Sørensen, Stine D2; Greve, Tine2; Wielenga, Vera Timmermans2; Wallace, W Hamish B2; Andersen, Claus Yding3
1 Department of Clinical Medicine, Department of Clinical Medicine, Faculty of Health and Medical Sciences, Københavns Universitet2 unknown3 Department of Clinical Medicine, Department of Clinical Medicine, Faculty of Health and Medical Sciences, Københavns Universitet

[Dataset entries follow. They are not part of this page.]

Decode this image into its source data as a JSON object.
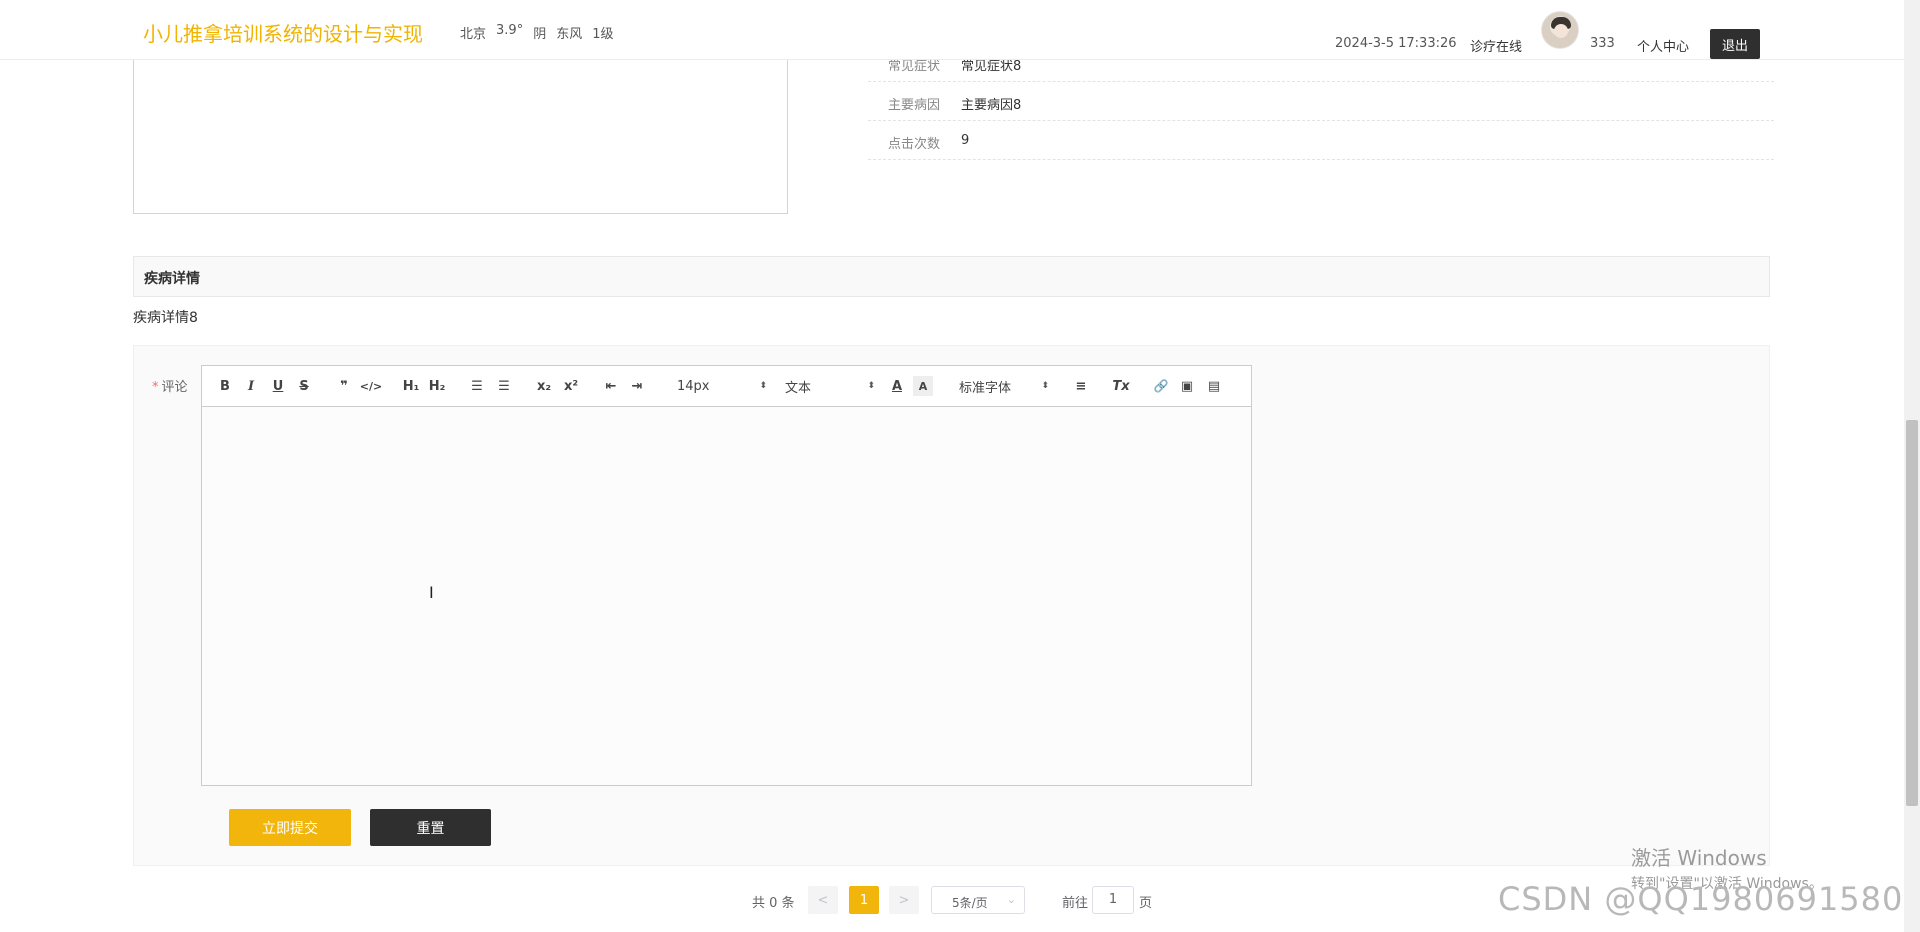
{
  "header": {
    "site_title": "小儿推拿培训系统的设计与实现",
    "weather": {
      "city": "北京",
      "temp": "3.9°",
      "condition": "阴",
      "wind": "东风",
      "level": "1级"
    },
    "datetime": "2024-3-5 17:33:26",
    "nav_diagnosis": "诊疗在线",
    "username": "333",
    "nav_profile": "个人中心",
    "logout_label": "退出"
  },
  "details": {
    "rows": [
      {
        "key": "常见症状",
        "value": "常见症状8"
      },
      {
        "key": "主要病因",
        "value": "主要病因8"
      },
      {
        "key": "点击次数",
        "value": "9"
      }
    ]
  },
  "disease": {
    "section_title": "疾病详情",
    "content": "疾病详情8"
  },
  "comment_form": {
    "required_mark": "*",
    "label": "评论",
    "toolbar": {
      "bold": "B",
      "italic": "I",
      "underline": "U",
      "strike": "S",
      "blockquote": "❞",
      "code": "</>",
      "h1": "H₁",
      "h2": "H₂",
      "ordered_list": "☰",
      "bullet_list": "☰",
      "subscript": "x₂",
      "superscript": "x²",
      "outdent": "⇤",
      "indent": "⇥",
      "size_value": "14px",
      "header_value": "文本",
      "color": "A",
      "background": "A",
      "font_value": "标准字体",
      "align": "≡",
      "clean": "Tx",
      "link": "🔗",
      "image": "▣",
      "video": "▤"
    },
    "cursor": "I",
    "submit_label": "立即提交",
    "reset_label": "重置"
  },
  "pagination": {
    "total_text": "共 0 条",
    "prev": "<",
    "current_page": "1",
    "next": ">",
    "page_size": "5条/页",
    "goto_label": "前往",
    "goto_value": "1",
    "goto_unit": "页"
  },
  "overlays": {
    "activate_title": "激活 Windows",
    "activate_sub": "转到\"设置\"以激活 Windows。",
    "watermark": "CSDN @QQ1980691580"
  },
  "colors": {
    "accent": "#f2b50c",
    "dark_button": "#2f2f2f",
    "title": "#f0b400"
  }
}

Ewing's sarcoma (EWS) is a highly malignant cancer in children, adolescents and young adults. The chemotherapy required to treat female EWS patients may cause primary ovarian insufficiency and infertility as a side effect. Cryopreservation of ovarian tissue before the start of chemotherapy can potentially preserve fertility. When the patient has been cured and primary ovarian insufficiency has developed, transplantation of frozen/thawed ovarian tissue can restore ovarian function. The tissue is usually collected before chemotherapy is initiated, and malignant cells may contaminate the stored ovarian tissue, potentially causing recrudescence of the original cancer after transplantation. The risk of EWS metastasizing to the ovary is probably low but has not been studied in great detail. This review describes the available evidence on the risk of malignant cell contamination in the ovaries of EWS patients and presents a new case of malignant cells in an ovarian biopsy from a girl with EWS.
Future Oncology, 2014, Vol 10, Issue 2, p. 277-283